● **WHAT IS NEEDED**: Send back all of the records, each one exactly as written.

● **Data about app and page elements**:

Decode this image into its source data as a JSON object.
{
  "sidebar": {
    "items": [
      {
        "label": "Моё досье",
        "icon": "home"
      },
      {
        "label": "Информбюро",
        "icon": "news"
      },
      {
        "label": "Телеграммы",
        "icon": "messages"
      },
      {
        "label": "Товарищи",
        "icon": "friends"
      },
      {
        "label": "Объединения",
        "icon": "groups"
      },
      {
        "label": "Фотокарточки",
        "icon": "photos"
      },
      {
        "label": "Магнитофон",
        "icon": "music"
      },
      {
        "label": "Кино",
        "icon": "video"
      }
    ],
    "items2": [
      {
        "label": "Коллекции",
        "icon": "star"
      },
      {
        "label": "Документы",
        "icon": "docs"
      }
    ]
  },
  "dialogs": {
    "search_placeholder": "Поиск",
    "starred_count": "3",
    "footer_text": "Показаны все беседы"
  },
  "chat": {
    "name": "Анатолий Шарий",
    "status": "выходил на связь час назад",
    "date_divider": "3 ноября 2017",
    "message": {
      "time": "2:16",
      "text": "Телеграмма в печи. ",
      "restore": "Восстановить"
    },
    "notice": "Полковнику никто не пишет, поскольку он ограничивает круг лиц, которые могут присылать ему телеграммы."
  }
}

● **SOLUTION TO THIS EXERCISE**:
Decode this image into its source data as a JSON object.
{
  "sidebar": {
    "items": [
      {
        "label": "Моё досье",
        "icon": "home"
      },
      {
        "label": "Информбюро",
        "icon": "news"
      },
      {
        "label": "Телеграммы",
        "icon": "messages"
      },
      {
        "label": "Товарищи",
        "icon": "friends"
      },
      {
        "label": "Объединения",
        "icon": "groups"
      },
      {
        "label": "Фотокарточки",
        "icon": "photos"
      },
      {
        "label": "Магнитофон",
        "icon": "music"
      },
      {
        "label": "Кино",
        "icon": "video"
      }
    ],
    "items2": [
      {
        "label": "Коллекции",
        "icon": "star"
      },
      {
        "label": "Документы",
        "icon": "docs"
      }
    ]
  },
  "dialogs": {
    "search_placeholder": "Поиск",
    "starred_count": "3",
    "footer_text": "Показаны все беседы"
  },
  "chat": {
    "name": "Анатолий Шарий",
    "status": "выходил на связь час назад",
    "date_divider": "3 ноября 2017",
    "message": {
      "time": "2:16",
      "text": "Телеграмма в печи. ",
      "restore": "Восстановить"
    },
    "notice": "Полковнику никто не пишет, поскольку он ограничивает круг лиц, которые могут присылать ему телеграммы."
  }
}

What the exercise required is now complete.